Isaac and I left San Francisco and headed north to wine country so we could do nothing other than consume some more.
Two words: wine and cheese. That's all we ate for practically a whole day. Wine and cheese tasting everywhere. Wine and cheese picnic. Evening wine and cheese reception at the hotel. Wine and cheese for dinner. We are now sick of wine and cheese.
Our stomachs are, I think, permanently jacked up from all that wine and cheese, but we still had loads of fun. My favorite winery to visit was (and has always been) the V. Sattui Winery in St. Helena. This place is busy, obviously a popular tourist attraction which would normally turn me off, but it still manages to maintain a family-owned feel. Their tasting staff is always really knowledgeable and friendly--no wine snobs here. We really bonded with our tasting guy this time. He asked us where we were from and when we answered LA, he asked us mistrustingly, "WHERE in LA???" Cowering, we're like "Um, Downtown LA?" "OK, that's REAL LA!" he answered. *Phew* Off the hook. He then continued to tell us (and everyone around us) that he was born in downtown LA and that he's had customers that were from like Palmdale and Rancho Cucamonga and such who say they're from LA and "God Dammit, that's not LA!" A little intense but we liked him. Best of all, you get to taste 8 different wines--3 whites, 1 rose, 2 reds and 2 desert wines--for free! You can't buy their wines in stores; you can buy them only at the winery or via the internet so what you get is a wine that's still affordable but higher quality since they produce in smaller batches.
V. Sattui's Busy Tasting Room
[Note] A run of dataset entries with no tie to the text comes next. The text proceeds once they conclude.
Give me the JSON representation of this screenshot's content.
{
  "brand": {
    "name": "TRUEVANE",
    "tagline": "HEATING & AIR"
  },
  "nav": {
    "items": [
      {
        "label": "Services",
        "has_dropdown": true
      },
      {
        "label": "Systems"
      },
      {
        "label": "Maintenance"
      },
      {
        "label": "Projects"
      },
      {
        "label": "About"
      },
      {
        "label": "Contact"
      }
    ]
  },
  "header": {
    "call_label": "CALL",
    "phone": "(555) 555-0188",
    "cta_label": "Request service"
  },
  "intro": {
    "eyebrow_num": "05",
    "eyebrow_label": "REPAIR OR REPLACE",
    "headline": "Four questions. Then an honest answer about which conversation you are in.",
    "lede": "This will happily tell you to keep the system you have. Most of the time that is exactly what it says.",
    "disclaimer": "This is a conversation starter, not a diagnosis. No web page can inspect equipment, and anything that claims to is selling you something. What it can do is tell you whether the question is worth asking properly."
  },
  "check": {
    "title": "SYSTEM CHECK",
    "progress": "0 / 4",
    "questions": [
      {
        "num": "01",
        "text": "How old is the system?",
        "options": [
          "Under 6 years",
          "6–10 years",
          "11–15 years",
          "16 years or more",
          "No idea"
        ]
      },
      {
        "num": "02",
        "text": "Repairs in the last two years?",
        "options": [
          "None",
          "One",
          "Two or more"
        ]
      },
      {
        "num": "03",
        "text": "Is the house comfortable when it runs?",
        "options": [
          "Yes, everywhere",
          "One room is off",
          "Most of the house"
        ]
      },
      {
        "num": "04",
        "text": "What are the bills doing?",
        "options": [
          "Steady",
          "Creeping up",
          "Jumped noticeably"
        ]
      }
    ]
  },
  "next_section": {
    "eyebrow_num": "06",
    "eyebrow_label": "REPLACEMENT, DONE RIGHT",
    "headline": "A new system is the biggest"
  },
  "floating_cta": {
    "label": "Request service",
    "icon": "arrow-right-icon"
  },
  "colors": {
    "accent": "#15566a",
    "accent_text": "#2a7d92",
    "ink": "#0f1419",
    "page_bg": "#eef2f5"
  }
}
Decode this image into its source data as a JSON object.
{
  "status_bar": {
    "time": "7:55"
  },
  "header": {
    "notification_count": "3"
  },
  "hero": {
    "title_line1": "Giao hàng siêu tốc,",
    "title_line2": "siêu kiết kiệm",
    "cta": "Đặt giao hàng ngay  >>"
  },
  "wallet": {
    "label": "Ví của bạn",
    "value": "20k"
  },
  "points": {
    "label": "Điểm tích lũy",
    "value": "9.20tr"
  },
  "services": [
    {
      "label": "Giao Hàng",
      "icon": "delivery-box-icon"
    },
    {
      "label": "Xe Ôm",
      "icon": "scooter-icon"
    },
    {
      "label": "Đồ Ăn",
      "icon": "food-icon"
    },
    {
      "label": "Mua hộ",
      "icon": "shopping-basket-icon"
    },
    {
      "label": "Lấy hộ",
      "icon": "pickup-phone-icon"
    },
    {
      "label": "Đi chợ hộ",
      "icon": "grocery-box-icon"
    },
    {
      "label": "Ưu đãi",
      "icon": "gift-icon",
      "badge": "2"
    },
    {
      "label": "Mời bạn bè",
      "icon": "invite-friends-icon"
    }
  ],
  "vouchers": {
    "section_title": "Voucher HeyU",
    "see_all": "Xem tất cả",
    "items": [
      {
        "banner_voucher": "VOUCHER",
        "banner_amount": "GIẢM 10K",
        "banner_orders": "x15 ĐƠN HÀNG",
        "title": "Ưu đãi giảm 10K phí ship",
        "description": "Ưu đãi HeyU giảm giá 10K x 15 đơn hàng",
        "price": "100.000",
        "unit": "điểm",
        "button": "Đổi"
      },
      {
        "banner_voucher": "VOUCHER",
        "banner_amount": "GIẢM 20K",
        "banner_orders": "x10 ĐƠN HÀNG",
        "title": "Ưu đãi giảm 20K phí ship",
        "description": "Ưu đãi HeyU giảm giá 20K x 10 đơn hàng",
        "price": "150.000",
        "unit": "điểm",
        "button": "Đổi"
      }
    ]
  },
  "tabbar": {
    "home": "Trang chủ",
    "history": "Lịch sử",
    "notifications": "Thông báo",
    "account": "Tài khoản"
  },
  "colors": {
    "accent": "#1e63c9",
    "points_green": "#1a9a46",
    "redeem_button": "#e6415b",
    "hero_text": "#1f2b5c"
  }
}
We picked up a bottle of their Gamay Rouge, which is, um, a rose. NO, I am NOT one of those White Zinfandel drinkers. I don't like those. You have to trust me on this one; this Gamay Rouge ("gamay" for the grape and "Rouge" for the color) is really fucking good. A perfect picnic wine, light with hints of berries yet having enough body to support heartier dishes like stews. Strolling into their adjacent deli and cheese shop, we sampled some cheeses and a really good duck liver and truffle pate, bought some cold cuts, cheese and a baguette and headed outside to have a little picnic lunch.
Our Picnic Lunch
April in Carneros was going on this weekend which would have been great if we had more time. You have to buy a $25 wine glass but supposedly it gets you into the events at a bunch of participating wineries in the Carneros area. We only had an hour and a half before closing time so we passed since we didn't think we'd get the best use out of a $25 glass. You do the math.
We hit a few more wineries on this trip such as the B.R. Cohn winery in Glen Ellen where we tasted some really good cabernets and pinots. It's also owned by the manager of the Doobie Brothers and produces some of the best olive oil we've ever tasted. We also visited Landmark Winery in Kenwood which, well, was just a great experience not only because of the wine tasting but because of this conversation I had with another customer, some little old lady...
Old Lady: What are you on right now? (She meant the wine, the syrah I had just tasted)
Me: What am I on right now? Heh heh, I wish I was on something right now!
She walked away.
Bee-YOO-tiful wine country views
B.R. Cohn Vineyards
Then of course, more wine and cheese wherever we went. Our hotel had a wine and cheese reception in the evening, gratis, so of course we had to get our money's worth.
More Wine & Cheese
After sucking down some cheap Zinfandel and a couple plates of cheese cubes and crackers, we walked 4 blocks (much needed) to dinner at Della Santina's, a romantic little Northern Italian trattoria just off Sonoma's historic plaza. We sat on the patio which looked straight out of Tuscany, terra cotta everywhere. To start, caesar salad that was, in my opinion, spiced with just the right amount of anchovies. For dinner, penne al funghi, penne with wild 'shrooms, for me--this was good but not great. The reduction sauce was pretty tasty but you could tell that some of the 'shrooms they used were dried, which is fine, but weren't soaked long enough. Isaac ordered the fish of the day, a grilled salmon that tasted alot better than it looked. Upon first glance, the thing looked dry but was actually really tender. It came with some really tasty garlicky spinach and potatoes on the side. And what's an Italian dinner without...you guessed it! Wine and cheese! The house white, which was inexpensive but just fine for us, and a shitload of parmesan for our salads and my pasta.
Insalata Alla Cesare
Pesce Del Giorno...Today's Catch is Salmon!
Penne al Funghi
And as if all that wine and cheese wasn't enough, we had even more "whine and cheese" via some girl who sat at the table across from us and who wouldn't shut up. You know those girls who talk like they're 12 (but in actuality they're in their 20's or 30's), and who probably has really cute handwriting, drives a really cute car and likes to buy Hello Kitty stuff? Sorry, I'm not really that mean, but she bugged really bad.
The next day, on our drive home, we had to do a 180. Sulfites and dairy can do a number on your digestive system if not consumed in moderation. So, no wine, no cheese, please. Ooh, look! A pho restaurant!
In we went.